Back To Basics: What Is Sustainability?
Sustainability regarding the fashion industry is defined as clothing, shoes, and accessories that are manufactured and marketed in a way that considers its environmental and socio-economic impacts, as well as upholding a “three pillars” value system, known as the Triple Bottom Line: economic, environmental, and social.
The aim of sustainable clothing should be to minimise any negative environmental effect from the product’s lifecycle, whether that be its use of natural resources, the selection of renewable energy resources at every stage possible, and maximising the repair, remake, reuse, and recycling opportunities of the product.
Additionally, all stakeholders need to be accountable for the working conditions of their workers, whether they be in factories, fields, transportation, and stores, as well as practising and implementing ethical practices, and international codes of conduct.
The fashion brands are not the only ones who are a part of this movement; you, the consumer, are as well. Your roll includes being aware and educated about what you buy, which philosophies you are supporting through your purchases, and being aware of the end use of your purchase; “will you actually wear it?”, and “how will you care for and wash your garments?”, as well as your mindset, attitudes, and behaviours towards your consumption of clothing.
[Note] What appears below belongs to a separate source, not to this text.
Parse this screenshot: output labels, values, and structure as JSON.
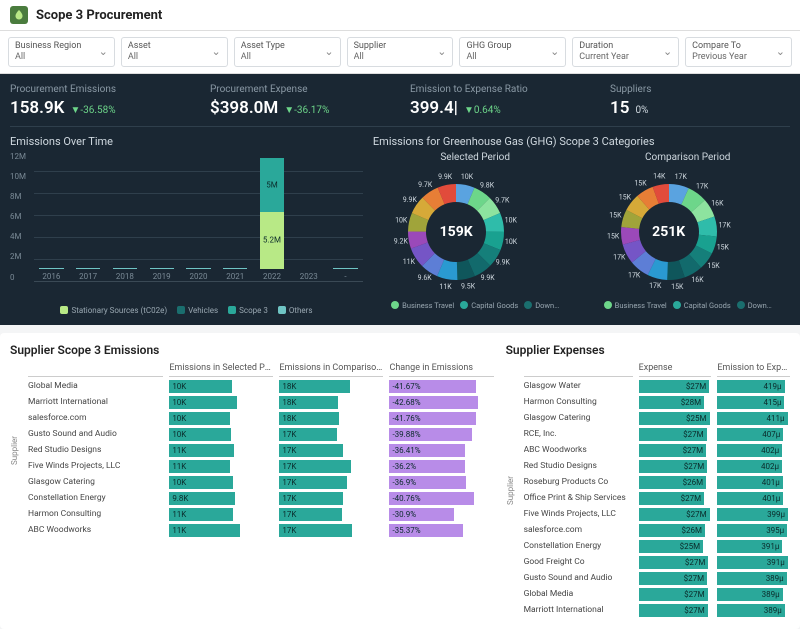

To put it short, sustainable fashion is achieved through the brand and consumer. A sustainable approach to all aspects of the product, from production to use, is key to protecting our planet, as well as the lives of those involved in the garment’s creation.
Why do we need to be Sustainable?
So why do we need to be sustainable in our practices? To put things into perspective, the fashion industry is one of the biggest industries worldwide, accounting for about 2% of the global GDP. However, it is still a growing industry, meaning it is important to take measures to minimise its negative impact on the environment. The production process for our garments is lengthy and requires numerous steps such as fabric dyeing and the sourcing of raw of materials, all of which can easily become toxic to the environment. It can become so toxic that the industry is ranked as the second most polluting industry after oil. This demonstrates that there is an urgency for all of us to be aware of the damages caused and to move towards eco-friendlier alternatives. Other non-environmental issues include ethical problems such as the safety of workers and the ever-growing popularity of fast fashion. Essentially, fast fashion can only be possible and affordable through cheap labour, which in turn is damaging to the workers themselves and the development of their countries in which the factories are situated in.
What Makes Fashion Sustainable?
It is complex to determine whether a brand is sustainable as there are too many factors involved. A brand could claim that the cotton they are using is organic but the cotton farm from where it is sourced could be situated on forest land that had been cleared for farming, thus no longer making it sustainable. To make sustainable fashion more identifiable, The Ethical Fashion Forum has created a 10-point-criteria to determine sustainable and ethical fashion, as well as addressing all three pillars:
- Countering fast, cheap fashion and damaging patterns of fashion consumption
- Defending fair wages, working conditions and workers’ rights
- Supporting sustainable livelihoods
- Addressing toxic pesticide & chemical use
- Using and/or developing eco-friendly fabrics and components
- Minimising water use
- Recycling and addressing energy efficiency and waste
- Developing or promoting sustainability standards for fashion
- Resources, training and/or awareness raising initiatives
- Animal rights
In addition, below are 7 categories/ways that a brand could be labelled as “sustainable”:
It is important to note that it is impossible for fast fashion to be sustainable. The rate in which clothes are produced and distributed promote a throwaway mentality of excessive consumption, causing a quick ever-changing of trends, the rapid growth of cheap collections, and mass production of waste as we are throwing away more clothes into landfill than we ever have before. In order to get garments out on time, they need to be made cheaply, which takes advantage of all workers involved through low wages and poor working conditions.